Why a Fed rate hike won't dent the surge in M&A

One of the banking world's leading deal-makers has said the timing of the U.S. Federal Reserve's first interest rate rise in six and half years will not stop firms eyeing merger and acquisitions this year.

Underlying factors such as wage inflation and companies' needs to divest some of their cash pile will continue to drive M&A activity, regardless of the Fed's strategy on rates, senior MD and global head of Blackstone Advisory Partners, John Studzinski told CNBC.

Read MoreMega-M&A: Number of large deals to set record

A trader works on the floor of the NYSE as Fed Chair Janet Yellen speaks on television during a June news conference.
Jin Lee | Bloomberg | Getty Images
A trader works on the floor of the NYSE as Fed Chair Janet Yellen speaks on television during a June news conference.

"I don't think it (a rate rise) will have a short-term impact at all, people are already building that in, whether it takes place fourth quarter or first quarter, the magnitude of that increase is probably less. I think the bigger issue is to first understand the magnitude of inflation, wage inflation, and the impact that has on any decision undertaken by the Fed," John Studzinski told CNBC.

The U.S. economy created 280,000 jobs in May, better than expected and likely confirming hopes that growth is back on track after a slow start to the year, according to data released on Friday. The jobs numbers are critical in that they will go a long way toward determining tightening policy from the Federal Reserve

After keeping short-term interest rates near zero for over six years, the U.S. central bank is looking for signs of not just job creation but also wage growth, a combination of which would indicate inflation is on a positive trajectory. After Friday's strong job's number, analysts are now saying a rate hike as early as September is back on the cards.

"M&A activity, for the reasons we have talked about already – the magnitude of cash, the need to generate growth and the strategic logic in five or six sectors is very compelling and I don't see that changing for the foreseeable future," he added.

Formerly a banker at Morgan Stanley and then at HSBC, Studzinski made his name on working on deals such as Unilever's successful $25 billion battle for Best Foods in 2000.

Speaking on the sectors that he was seeing most inquiries for M&A advice, Studzinski said the Technology, Media and Telecommunications (TMT) sector has had "very robust" inquiry and activity.

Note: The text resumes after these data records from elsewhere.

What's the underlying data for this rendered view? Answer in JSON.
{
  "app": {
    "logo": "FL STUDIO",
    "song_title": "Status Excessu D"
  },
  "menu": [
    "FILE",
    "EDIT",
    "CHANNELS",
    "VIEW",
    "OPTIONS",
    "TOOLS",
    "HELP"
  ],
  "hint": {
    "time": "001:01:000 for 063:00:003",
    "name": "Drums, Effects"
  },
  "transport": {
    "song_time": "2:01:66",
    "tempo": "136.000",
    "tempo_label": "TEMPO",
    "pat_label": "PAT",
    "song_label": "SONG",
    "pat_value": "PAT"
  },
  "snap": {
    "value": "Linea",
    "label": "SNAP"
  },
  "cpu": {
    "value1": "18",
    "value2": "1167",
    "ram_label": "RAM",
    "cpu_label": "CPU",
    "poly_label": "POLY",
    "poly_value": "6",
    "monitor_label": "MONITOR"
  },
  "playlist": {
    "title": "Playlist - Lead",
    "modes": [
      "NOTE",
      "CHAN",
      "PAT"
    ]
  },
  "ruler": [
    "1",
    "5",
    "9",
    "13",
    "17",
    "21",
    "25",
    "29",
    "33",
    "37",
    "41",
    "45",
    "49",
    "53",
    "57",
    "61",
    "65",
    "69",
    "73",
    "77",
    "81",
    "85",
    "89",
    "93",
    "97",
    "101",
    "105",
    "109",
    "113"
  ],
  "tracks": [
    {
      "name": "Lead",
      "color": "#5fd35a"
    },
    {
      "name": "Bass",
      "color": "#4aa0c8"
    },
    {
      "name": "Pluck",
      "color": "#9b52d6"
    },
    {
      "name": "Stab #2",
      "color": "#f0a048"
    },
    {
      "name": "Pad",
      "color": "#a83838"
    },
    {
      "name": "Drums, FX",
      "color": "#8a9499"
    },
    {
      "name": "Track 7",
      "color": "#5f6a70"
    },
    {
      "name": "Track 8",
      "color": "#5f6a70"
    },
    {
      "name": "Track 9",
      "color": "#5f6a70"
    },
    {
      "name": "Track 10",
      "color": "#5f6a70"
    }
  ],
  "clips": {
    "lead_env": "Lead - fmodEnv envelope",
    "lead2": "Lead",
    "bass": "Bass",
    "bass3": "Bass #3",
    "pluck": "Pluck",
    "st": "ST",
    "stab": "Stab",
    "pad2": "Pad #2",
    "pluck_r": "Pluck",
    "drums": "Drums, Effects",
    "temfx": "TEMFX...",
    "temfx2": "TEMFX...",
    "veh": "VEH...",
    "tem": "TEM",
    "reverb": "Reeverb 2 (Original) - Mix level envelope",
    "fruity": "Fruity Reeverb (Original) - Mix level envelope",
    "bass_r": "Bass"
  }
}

"The consumer space increasingly active and of course the healthcare space - healthcare broadly defined - pharmaceutical, equipment, services, the whole healthcare space undergoing a lot of scrutiny in terms of deals and just started to see the beginning of a lot of activity in chemicals," he said.

Read MoreM&A: Dealmaking like 2007 all over again?

Global deal making so far in 2015 has reached $1.4 trillion, almost hitting 2007 levels according to recent data from Mergermarket, with seven deals above $20 billion seen so far this year, a vast increase compared to the four seen this time last year.

Deals in the pharmaceutical, medical and biotech space are at an all-time year-to-date high according to the group, with deals worth $45.2 billion to date, up over 75 percent compared to the same period in 2014.

"Rates are low now, but they are going to go up, but not so much that it's going to change the reason for a management team or a board to support a major strategic deal, given the amount of cash they have already on their balance sheets," Studzinski said.